His third reign would also last two years and also lead to the division’s first-ever undisputed cruiserweight champion, suffering a knockout loss to Evander Holyfield, who is for three decades would become known as the division’s greatest fighter of all time. It was also Holyfield’s last ever fight at the weight, with De Leon going on to win a belt for the fourth time, though lone non-lineal reign and lasting a year before suffering a disqualification loss to Massimiliano Duran in their July 1990 title fight on the road in Italy.

The loss marked De Leon’s last ever title fight, going 11-5 on the cruiserweight championship stage. From there came a move up to heavyweight but only producing mixed results before calling it a career in 1995.

From there, De Leon became known for his efforts in developing the sport’s next generation, serving as an integral part of what was simply known as Team De Leon in the greater Buffalo area. The former champ trained boxers alongside brothers Juan and Angel, the trio best known on that front for helping mold Joe Mesi into an unbeaten heavyweight contender and wildly popular local attraction.

Team De Leon also played an integral role in the careers of—among others—2000 Olympian and former title challenger Orlando Cruz and former junior flyweight titlist Angel ‘Tito’ Acosta, both of whom hail from Puerto Rico, as well as Carlos De Leon Jr., a former super middleweight contender and among the loved ones by which Carlos Sr. is survived.

His special touch was felt beyond the traditional boxing world.
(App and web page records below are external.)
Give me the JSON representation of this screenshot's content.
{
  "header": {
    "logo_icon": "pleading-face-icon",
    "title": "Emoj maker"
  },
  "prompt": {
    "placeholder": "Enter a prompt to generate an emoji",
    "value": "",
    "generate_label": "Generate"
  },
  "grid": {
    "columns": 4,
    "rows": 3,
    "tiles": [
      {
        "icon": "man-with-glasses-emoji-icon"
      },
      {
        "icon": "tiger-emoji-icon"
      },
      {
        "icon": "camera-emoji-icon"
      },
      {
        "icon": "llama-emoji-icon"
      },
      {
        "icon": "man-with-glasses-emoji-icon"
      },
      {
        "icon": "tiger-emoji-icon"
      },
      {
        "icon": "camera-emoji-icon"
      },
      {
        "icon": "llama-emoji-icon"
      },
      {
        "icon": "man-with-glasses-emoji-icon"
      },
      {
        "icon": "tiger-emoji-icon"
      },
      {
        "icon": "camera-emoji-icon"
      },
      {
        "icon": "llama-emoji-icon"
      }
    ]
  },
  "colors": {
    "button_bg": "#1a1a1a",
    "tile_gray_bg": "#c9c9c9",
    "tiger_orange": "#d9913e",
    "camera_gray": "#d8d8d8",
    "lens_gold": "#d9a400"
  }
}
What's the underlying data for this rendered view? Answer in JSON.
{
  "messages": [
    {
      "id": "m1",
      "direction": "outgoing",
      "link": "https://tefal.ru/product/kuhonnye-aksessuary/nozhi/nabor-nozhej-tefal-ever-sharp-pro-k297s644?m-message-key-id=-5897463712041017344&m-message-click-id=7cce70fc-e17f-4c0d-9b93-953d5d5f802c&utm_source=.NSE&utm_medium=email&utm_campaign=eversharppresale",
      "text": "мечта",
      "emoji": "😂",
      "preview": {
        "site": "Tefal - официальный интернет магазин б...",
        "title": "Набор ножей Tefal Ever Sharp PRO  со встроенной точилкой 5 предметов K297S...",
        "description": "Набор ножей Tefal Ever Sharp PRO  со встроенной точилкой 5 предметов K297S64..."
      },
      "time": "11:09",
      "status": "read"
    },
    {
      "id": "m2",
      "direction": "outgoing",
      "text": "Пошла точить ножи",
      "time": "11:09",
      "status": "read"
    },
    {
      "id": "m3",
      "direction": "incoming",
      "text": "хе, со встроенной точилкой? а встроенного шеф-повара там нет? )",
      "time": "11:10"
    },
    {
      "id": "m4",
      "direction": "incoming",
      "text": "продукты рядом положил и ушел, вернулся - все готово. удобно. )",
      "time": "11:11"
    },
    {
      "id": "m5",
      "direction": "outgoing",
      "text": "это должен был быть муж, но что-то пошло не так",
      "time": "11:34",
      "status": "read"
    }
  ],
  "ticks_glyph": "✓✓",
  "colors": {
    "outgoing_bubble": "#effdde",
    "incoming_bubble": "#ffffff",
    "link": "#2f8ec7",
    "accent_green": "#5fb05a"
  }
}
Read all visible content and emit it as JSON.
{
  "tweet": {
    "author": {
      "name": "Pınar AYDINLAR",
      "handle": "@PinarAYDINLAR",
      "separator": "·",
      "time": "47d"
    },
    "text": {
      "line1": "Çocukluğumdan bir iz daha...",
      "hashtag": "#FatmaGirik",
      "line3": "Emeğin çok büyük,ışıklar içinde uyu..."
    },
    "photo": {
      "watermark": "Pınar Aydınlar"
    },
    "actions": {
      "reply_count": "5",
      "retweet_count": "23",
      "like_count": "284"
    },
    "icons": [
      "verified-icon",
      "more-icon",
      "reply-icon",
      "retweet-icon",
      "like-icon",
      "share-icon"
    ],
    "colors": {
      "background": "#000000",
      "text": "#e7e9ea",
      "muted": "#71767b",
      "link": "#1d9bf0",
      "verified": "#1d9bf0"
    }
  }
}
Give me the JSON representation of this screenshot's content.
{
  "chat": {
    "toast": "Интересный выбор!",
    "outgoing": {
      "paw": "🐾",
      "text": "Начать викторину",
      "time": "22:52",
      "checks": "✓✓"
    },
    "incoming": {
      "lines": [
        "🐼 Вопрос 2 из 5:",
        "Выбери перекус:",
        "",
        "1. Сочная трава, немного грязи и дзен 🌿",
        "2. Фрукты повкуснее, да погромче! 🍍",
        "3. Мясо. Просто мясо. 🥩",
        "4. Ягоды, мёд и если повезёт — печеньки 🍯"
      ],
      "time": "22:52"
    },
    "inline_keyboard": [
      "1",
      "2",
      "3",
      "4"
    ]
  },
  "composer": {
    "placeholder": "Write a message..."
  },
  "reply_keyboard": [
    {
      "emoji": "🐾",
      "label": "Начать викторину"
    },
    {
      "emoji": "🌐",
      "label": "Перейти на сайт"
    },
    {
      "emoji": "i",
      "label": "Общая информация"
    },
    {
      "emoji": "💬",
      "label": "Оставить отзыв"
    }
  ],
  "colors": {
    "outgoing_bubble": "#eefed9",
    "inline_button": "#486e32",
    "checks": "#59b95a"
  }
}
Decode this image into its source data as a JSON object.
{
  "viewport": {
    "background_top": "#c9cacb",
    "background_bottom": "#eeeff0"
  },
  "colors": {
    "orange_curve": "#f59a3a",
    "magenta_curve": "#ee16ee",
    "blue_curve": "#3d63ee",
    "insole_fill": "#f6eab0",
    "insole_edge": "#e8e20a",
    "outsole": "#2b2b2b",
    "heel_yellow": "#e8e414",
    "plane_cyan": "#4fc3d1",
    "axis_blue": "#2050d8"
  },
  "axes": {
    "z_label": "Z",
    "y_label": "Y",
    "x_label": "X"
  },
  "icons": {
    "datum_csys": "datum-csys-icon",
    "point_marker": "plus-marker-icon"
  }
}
“Saddened to hear of the passing of Carlos Sugar Deleon Sr this morning,” noted Amer Abdallah, a noted kickboxing champion who trained with Team De Leon in Las Vegas and who has played a role in the career of resurgent super middleweight contender Lionell ‘Lonnie B’ Thompson. “He was a legendary giant in the ring having been 4x Cruiserweight World Champion, yet one of the kindest souls I’ve ever met outside of it.

“Rest in peace big brother. Prayers and love to the De Leon family.”

His loss was also felt by the local community.

“Rest in peace to my friend, the great boxer Carlos De Leon,” stated Ross Thompson (27-16-3, 18KOs), a former 20-year ring veteran and title challenger from Buffalo.

De Leon would receive greater glory as he and his brothers were inducted into the Ring 44 Hall of Fame in 2014. His tireless efforts in working with the local community were typical of his everyday behavior.

“Carlos was a guy who, even though he was a world champion, never forgot where he came from,” noted younger brother Juan De Leon. “The (boxing) decisions he made were always in the (best interest) of his family.”

Jake Donovan is a senior writer for BoxingScene.com. Twitter: @JakeNDaBox